We hope these rumors are untrue.
President Obama has the ability to stop and change the direction of this sweetheart deal. He should reject any deal that benefits the one percent and lets the big banks get away with their crimes. Instead, the president should stand with the 99 percent and push for real accountability and a solution that will help millions of people in this country.
From Van Jones, who was Obama's Green Jobs Czar until the right wingers went after him on AM radio and Fox News.
Here we go again with local government being incorrectly equated with a contractual arrangement.
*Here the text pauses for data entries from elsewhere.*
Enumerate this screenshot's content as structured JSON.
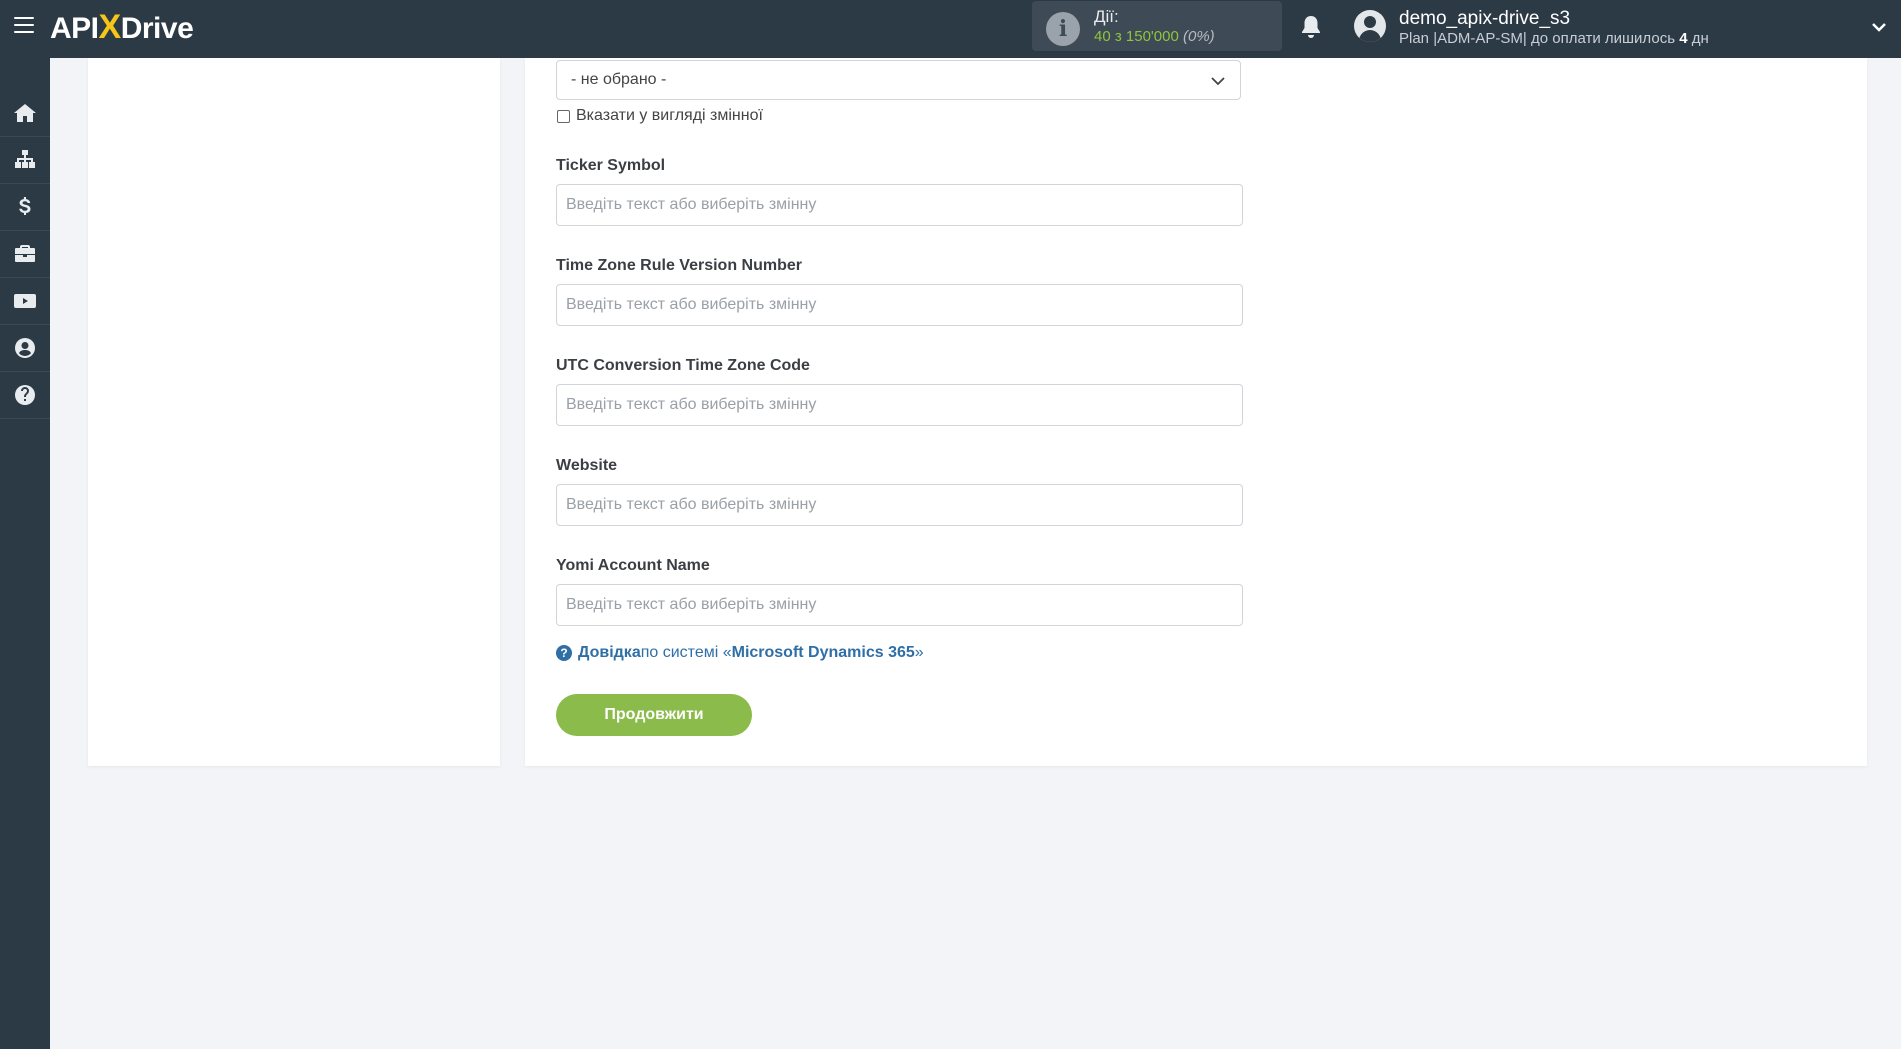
{
  "header": {
    "logo_api": "API",
    "logo_x": "X",
    "logo_drive": "Drive",
    "actions_label": "Дії:",
    "actions_count": "40 з 150'000",
    "actions_percent": "(0%)",
    "user_name": "demo_apix-drive_s3",
    "plan_prefix": "Plan |ADM-AP-SM| до оплати лишилось ",
    "plan_days": "4",
    "plan_suffix": " дн"
  },
  "sidebar": {
    "items": [
      {
        "icon": "home-icon"
      },
      {
        "icon": "sitemap-icon"
      },
      {
        "icon": "dollar-icon"
      },
      {
        "icon": "briefcase-icon"
      },
      {
        "icon": "youtube-icon"
      },
      {
        "icon": "user-circle-icon"
      },
      {
        "icon": "question-circle-icon"
      }
    ]
  },
  "form": {
    "select_value": "- не обрано -",
    "checkbox_label": "Вказати у вигляді змінної",
    "fields": [
      {
        "label": "Ticker Symbol",
        "placeholder": "Введіть текст або виберіть змінну"
      },
      {
        "label": "Time Zone Rule Version Number",
        "placeholder": "Введіть текст або виберіть змінну"
      },
      {
        "label": "UTC Conversion Time Zone Code",
        "placeholder": "Введіть текст або виберіть змінну"
      },
      {
        "label": "Website",
        "placeholder": "Введіть текст або виберіть змінну"
      },
      {
        "label": "Yomi Account Name",
        "placeholder": "Введіть текст або виберіть змінну"
      }
    ],
    "help_link": "Довідка",
    "help_middle": " по системі «",
    "help_system": "Microsoft Dynamics 365",
    "help_end": "»",
    "continue_label": "Продовжити"
  },
  "colors": {
    "topbar": "#2c3a46",
    "accent_green": "#8bbb4a",
    "link_blue": "#2f6fa6",
    "logo_x": "#f5c518"
  }
}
It is not and moreover lacks the necessary elements of a legal contract regardless of whether the framework is a private nonprofit corporation as is the case with mandatory membership homeowner associations or a public entity such as a special district.
A measly $338.91.
That's how much Sherman McCray owed his homeowner association when the board of directors foreclosed on his Clermont house.
Oh, no. Between 2010 when McCray failed to pay a homeowners assessment and that final hearing, the all-powerful homeowner association in the Vistas subdivision had levied late fees, costs and interest, and it had busied itself running up absurd lawyer bills by sending threatening letters at every turn.
Total cost now: $4,272.24.
The commentary describes this as yet another sickening tale of diabolical, petty homeowner associations in South Florida and asks why the HOA would exercise a punitive option against an elderly disabled veteran obviously overwhelmed by health troubles and without a thorough understanding of the rules. McCray clearly needs an advocate to help him navigate the dangerous legal minefield that's Privatopia.